Untitled For You
By Herbert Rosenbaum
For You - Our time together was brief but blessed
The soft whirring of the suction vacuum
Fills the otherwise quiet room.
And the fluorescent light shines behind her bed and gives her
A glowing aura.
The end is particularly sobering
Especially as a soon-to-be practitioner of medicine
For I know all the signs and symptoms of death
Down to the molecular level it is instructed
And yet there is absolutely nothing to do
I introduce myself
She raises her arm and waves her hand as if to say,
Even though her random movements
Are just pathology of finality.
But do they have to be?

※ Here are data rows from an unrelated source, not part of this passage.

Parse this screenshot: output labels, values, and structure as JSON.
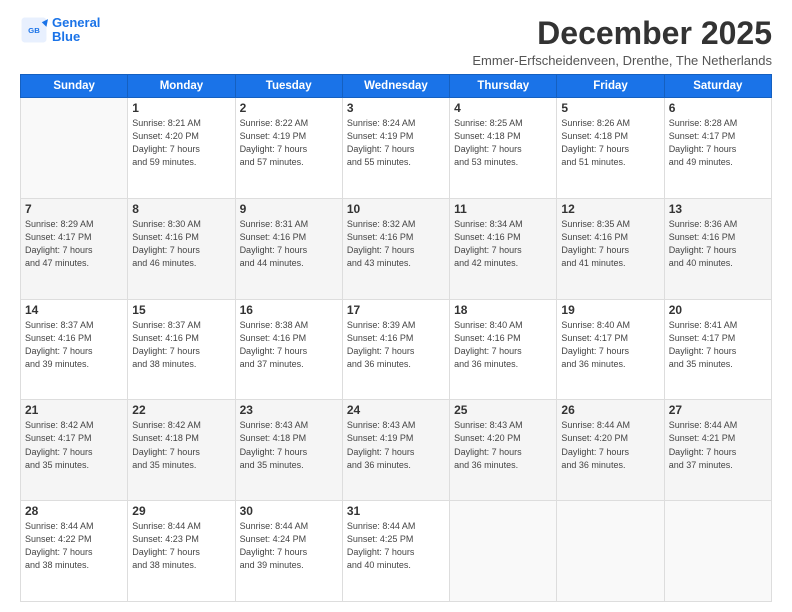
{
  "logo": {
    "line1": "General",
    "line2": "Blue"
  },
  "title": "December 2025",
  "subtitle": "Emmer-Erfscheidenveen, Drenthe, The Netherlands",
  "weekdays": [
    "Sunday",
    "Monday",
    "Tuesday",
    "Wednesday",
    "Thursday",
    "Friday",
    "Saturday"
  ],
  "weeks": [
    [
      {
        "day": "",
        "info": ""
      },
      {
        "day": "1",
        "info": "Sunrise: 8:21 AM\nSunset: 4:20 PM\nDaylight: 7 hours\nand 59 minutes."
      },
      {
        "day": "2",
        "info": "Sunrise: 8:22 AM\nSunset: 4:19 PM\nDaylight: 7 hours\nand 57 minutes."
      },
      {
        "day": "3",
        "info": "Sunrise: 8:24 AM\nSunset: 4:19 PM\nDaylight: 7 hours\nand 55 minutes."
      },
      {
        "day": "4",
        "info": "Sunrise: 8:25 AM\nSunset: 4:18 PM\nDaylight: 7 hours\nand 53 minutes."
      },
      {
        "day": "5",
        "info": "Sunrise: 8:26 AM\nSunset: 4:18 PM\nDaylight: 7 hours\nand 51 minutes."
      },
      {
        "day": "6",
        "info": "Sunrise: 8:28 AM\nSunset: 4:17 PM\nDaylight: 7 hours\nand 49 minutes."
      }
    ],
    [
      {
        "day": "7",
        "info": "Sunrise: 8:29 AM\nSunset: 4:17 PM\nDaylight: 7 hours\nand 47 minutes."
      },
      {
        "day": "8",
        "info": "Sunrise: 8:30 AM\nSunset: 4:16 PM\nDaylight: 7 hours\nand 46 minutes."
      },
      {
        "day": "9",
        "info": "Sunrise: 8:31 AM\nSunset: 4:16 PM\nDaylight: 7 hours\nand 44 minutes."
      },
      {
        "day": "10",
        "info": "Sunrise: 8:32 AM\nSunset: 4:16 PM\nDaylight: 7 hours\nand 43 minutes."
      },
      {
        "day": "11",
        "info": "Sunrise: 8:34 AM\nSunset: 4:16 PM\nDaylight: 7 hours\nand 42 minutes."
      },
      {
        "day": "12",
        "info": "Sunrise: 8:35 AM\nSunset: 4:16 PM\nDaylight: 7 hours\nand 41 minutes."
      },
      {
        "day": "13",
        "info": "Sunrise: 8:36 AM\nSunset: 4:16 PM\nDaylight: 7 hours\nand 40 minutes."
      }
    ],
    [
      {
        "day": "14",
        "info": "Sunrise: 8:37 AM\nSunset: 4:16 PM\nDaylight: 7 hours\nand 39 minutes."
      },
      {
        "day": "15",
        "info": "Sunrise: 8:37 AM\nSunset: 4:16 PM\nDaylight: 7 hours\nand 38 minutes."
      },
      {
        "day": "16",
        "info": "Sunrise: 8:38 AM\nSunset: 4:16 PM\nDaylight: 7 hours\nand 37 minutes."
      },
      {
        "day": "17",
        "info": "Sunrise: 8:39 AM\nSunset: 4:16 PM\nDaylight: 7 hours\nand 36 minutes."
      },
      {
        "day": "18",
        "info": "Sunrise: 8:40 AM\nSunset: 4:16 PM\nDaylight: 7 hours\nand 36 minutes."
      },
      {
        "day": "19",
        "info": "Sunrise: 8:40 AM\nSunset: 4:17 PM\nDaylight: 7 hours\nand 36 minutes."
      },
      {
        "day": "20",
        "info": "Sunrise: 8:41 AM\nSunset: 4:17 PM\nDaylight: 7 hours\nand 35 minutes."
      }
    ],
    [
      {
        "day": "21",
        "info": "Sunrise: 8:42 AM\nSunset: 4:17 PM\nDaylight: 7 hours\nand 35 minutes."
      },
      {
        "day": "22",
        "info": "Sunrise: 8:42 AM\nSunset: 4:18 PM\nDaylight: 7 hours\nand 35 minutes."
      },
      {
        "day": "23",
        "info": "Sunrise: 8:43 AM\nSunset: 4:18 PM\nDaylight: 7 hours\nand 35 minutes."
      },
      {
        "day": "24",
        "info": "Sunrise: 8:43 AM\nSunset: 4:19 PM\nDaylight: 7 hours\nand 36 minutes."
      },
      {
        "day": "25",
        "info": "Sunrise: 8:43 AM\nSunset: 4:20 PM\nDaylight: 7 hours\nand 36 minutes."
      },
      {
        "day": "26",
        "info": "Sunrise: 8:44 AM\nSunset: 4:20 PM\nDaylight: 7 hours\nand 36 minutes."
      },
      {
        "day": "27",
        "info": "Sunrise: 8:44 AM\nSunset: 4:21 PM\nDaylight: 7 hours\nand 37 minutes."
      }
    ],
    [
      {
        "day": "28",
        "info": "Sunrise: 8:44 AM\nSunset: 4:22 PM\nDaylight: 7 hours\nand 38 minutes."
      },
      {
        "day": "29",
        "info": "Sunrise: 8:44 AM\nSunset: 4:23 PM\nDaylight: 7 hours\nand 38 minutes."
      },
      {
        "day": "30",
        "info": "Sunrise: 8:44 AM\nSunset: 4:24 PM\nDaylight: 7 hours\nand 39 minutes."
      },
      {
        "day": "31",
        "info": "Sunrise: 8:44 AM\nSunset: 4:25 PM\nDaylight: 7 hours\nand 40 minutes."
      },
      {
        "day": "",
        "info": ""
      },
      {
        "day": "",
        "info": ""
      },
      {
        "day": "",
        "info": ""
      }
    ]
  ]
}
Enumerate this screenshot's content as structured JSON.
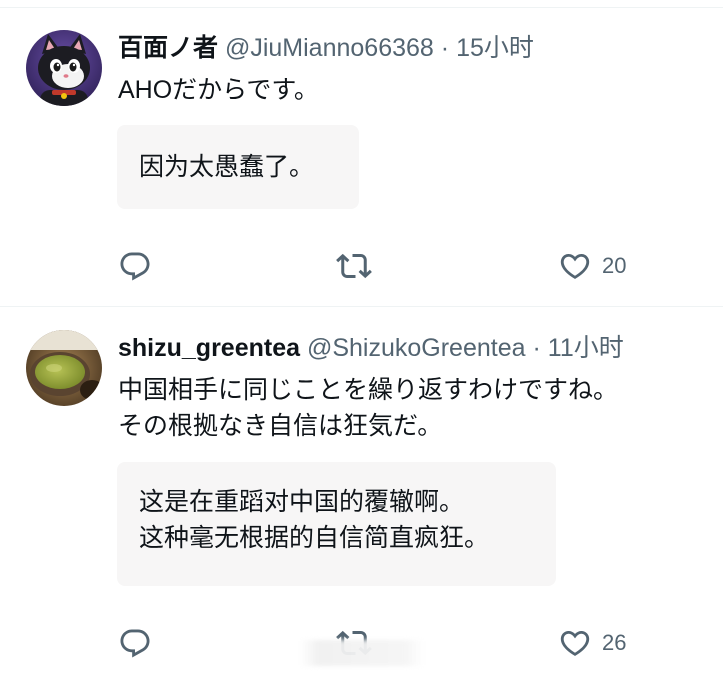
{
  "tweets": [
    {
      "display_name": "百面ノ者",
      "handle": "@JiuMianno66368",
      "separator": "·",
      "time": "15小时",
      "text": "AHOだからです。",
      "translation": "因为太愚蠢了。",
      "reply_count": "",
      "retweet_count": "",
      "like_count": "20",
      "avatar": "cat-character-avatar"
    },
    {
      "display_name": "shizu_greentea",
      "handle": "@ShizukoGreentea",
      "separator": "·",
      "time": "11小时",
      "text": "中国相手に同じことを繰り返すわけですね。\nその根拠なき自信は狂気だ。",
      "translation": "这是在重蹈对中国的覆辙啊。\n这种毫无根据的自信简直疯狂。",
      "reply_count": "",
      "retweet_count": "",
      "like_count": "26",
      "avatar": "green-tea-cup-avatar"
    }
  ],
  "icons": {
    "reply": "reply-bubble-icon",
    "retweet": "retweet-arrows-icon",
    "like": "heart-icon"
  },
  "colors": {
    "text_primary": "#0f1419",
    "text_secondary": "#536471",
    "translation_bg": "#f7f6f6",
    "divider": "#eff3f4"
  }
}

Is it such a travesty to pretend that she greeted me upon my entrance?
Call me a victim of denial, but I see life until one’s last breath
And it is so crazy to assume she welcomed me

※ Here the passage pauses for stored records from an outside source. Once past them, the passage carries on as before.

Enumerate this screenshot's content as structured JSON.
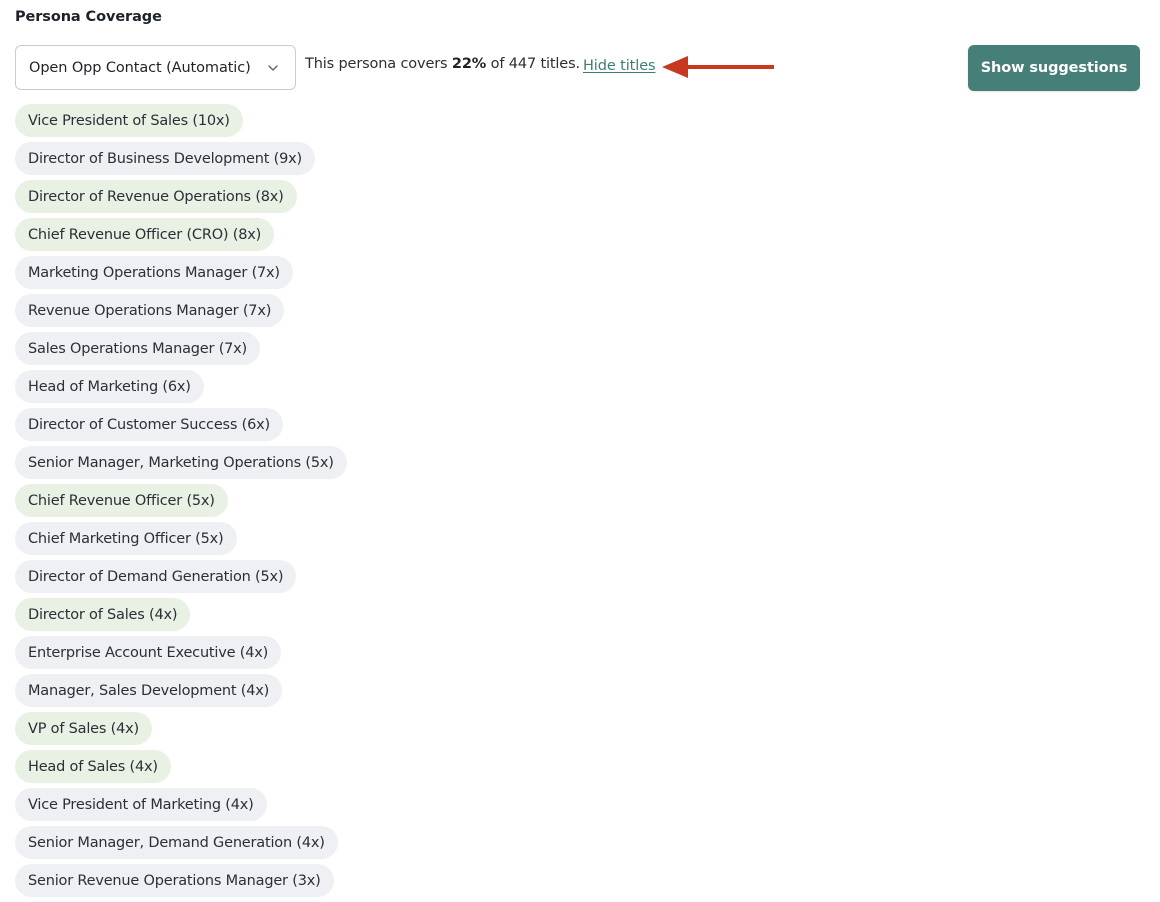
{
  "section": {
    "title": "Persona Coverage"
  },
  "persona_select": {
    "value": "Open Opp Contact (Automatic)",
    "icon": "chevron-down-icon"
  },
  "coverage": {
    "prefix": "This persona covers",
    "percent": "22%",
    "suffix": "of 447 titles.",
    "toggle_link": "Hide titles",
    "annotation_arrow_color": "#c8381f"
  },
  "actions": {
    "show_suggestions": "Show suggestions"
  },
  "colors": {
    "accent": "#467f78",
    "link": "#3b7f74",
    "covered_chip": "#e8f1e4",
    "uncovered_chip": "#eef0f4"
  },
  "titles": [
    {
      "label": "Vice President of Sales (10x)",
      "covered": true
    },
    {
      "label": "Director of Business Development (9x)",
      "covered": false
    },
    {
      "label": "Director of Revenue Operations (8x)",
      "covered": true
    },
    {
      "label": "Chief Revenue Officer (CRO) (8x)",
      "covered": true
    },
    {
      "label": "Marketing Operations Manager (7x)",
      "covered": false
    },
    {
      "label": "Revenue Operations Manager (7x)",
      "covered": false
    },
    {
      "label": "Sales Operations Manager (7x)",
      "covered": false
    },
    {
      "label": "Head of Marketing (6x)",
      "covered": false
    },
    {
      "label": "Director of Customer Success (6x)",
      "covered": false
    },
    {
      "label": "Senior Manager, Marketing Operations (5x)",
      "covered": false
    },
    {
      "label": "Chief Revenue Officer (5x)",
      "covered": true
    },
    {
      "label": "Chief Marketing Officer (5x)",
      "covered": false
    },
    {
      "label": "Director of Demand Generation (5x)",
      "covered": false
    },
    {
      "label": "Director of Sales (4x)",
      "covered": true
    },
    {
      "label": "Enterprise Account Executive (4x)",
      "covered": false
    },
    {
      "label": "Manager, Sales Development (4x)",
      "covered": false
    },
    {
      "label": "VP of Sales (4x)",
      "covered": true
    },
    {
      "label": "Head of Sales (4x)",
      "covered": true
    },
    {
      "label": "Vice President of Marketing (4x)",
      "covered": false
    },
    {
      "label": "Senior Manager, Demand Generation (4x)",
      "covered": false
    },
    {
      "label": "Senior Revenue Operations Manager (3x)",
      "covered": false
    }
  ]
}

Allowed me to sit at her bedside with her gesture?
Look, her curly hair has little pigtails!
Her fingernails are painted a red so vibrant!
I can tell how much she is loved
Her family and friends sent the nicest cards.
And I remind her of that love.
If only she could speak, what might she say?
Would she tell me about her life? Her career? Her family?
Or perhaps just that the spot on her right leg is really itchy
And the gloves the nurses put on her hands are certainly not helping.
This one sided communication reminds me
She can hear my words.
With one corporal sense.
It allows our connection
As a Jew reads Psalms to a Christian woman
With a Bible found at her bedside
She can hear our similar tradition-
And she strokes my hand.
A soul lives inside.
It is believed our ability to hear is last lost in death.
How beautiful to live one’s entire life with the ability to listen!
If only we all appreciated this gift with all senses intact
I pray you forgave
The resident physician who spoke so callously
To you…at you…actually, it was above you to me
She forgot your humanity in your final days
I tried desperately to defend you from her apathy.
My dear, silent, fading friend
I promise we are not all like her.
Herbert B. Rosenbaum, M.D., Class of 2017, is a native of San Antonio, Texas, and an alumnus of The George Washington University. His medical interests include primary care, geriatric medicine, and end-of-life management, particularly hospice care. His poem "Untitled" defends the human essence of each and every patient while highlighting the importance of valuing individualized human dignity and empathy until their last breaths. This piece serves as an unabashed criticism of the status quo of American health care in its treatment, or lack thereof, of patients who are nearing their final moments. Mr. Rosenbaum urges his physician and medical student readers to start meaningfully addressing the elephant in the room (and perhaps American medical culture's biggest failure): death and dying.